== What you have to do ==
Gather every line of the entries that includes the word "Address".

== Data for this task ==
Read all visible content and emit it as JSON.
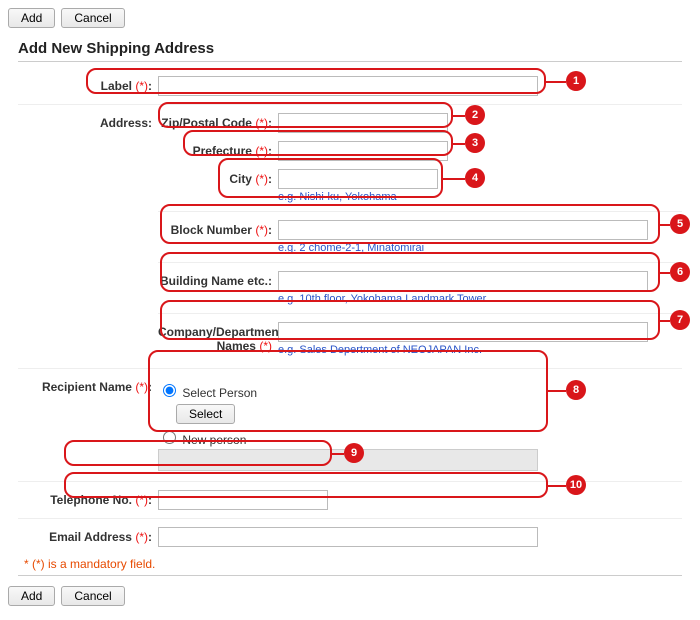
{
  "toolbar_top": {
    "add": "Add",
    "cancel": "Cancel"
  },
  "title": "Add New Shipping Address",
  "labels": {
    "label": "Label",
    "address": "Address",
    "zip": "Zip/Postal Code",
    "prefecture": "Prefecture",
    "city": "City",
    "block": "Block Number",
    "building": "Building Name etc.",
    "company": "Company/Department",
    "names": "Names",
    "recipient": "Recipient Name",
    "telephone": "Telephone No.",
    "email": "Email Address"
  },
  "req_marker": "(*)",
  "colon": ":",
  "hints": {
    "city": "e.g. Nishi-ku, Yokohama",
    "block": "e.g. 2 chome-2-1, Minatomirai",
    "building": "e.g. 10th floor, Yokohama Landmark Tower",
    "company": "e.g. Sales Depertment of NEOJAPAN Inc."
  },
  "recipient": {
    "select_person": "Select Person",
    "select_btn": "Select",
    "new_person": "New person"
  },
  "mandatory_note": "* (*) is a mandatory field.",
  "toolbar_bottom": {
    "add": "Add",
    "cancel": "Cancel"
  },
  "annotations": [
    "1",
    "2",
    "3",
    "4",
    "5",
    "6",
    "7",
    "8",
    "9",
    "10"
  ]
}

== Answer below ==
  "title": "Add New Shipping Address",
    "address": "Address",
    "email": "Email Address"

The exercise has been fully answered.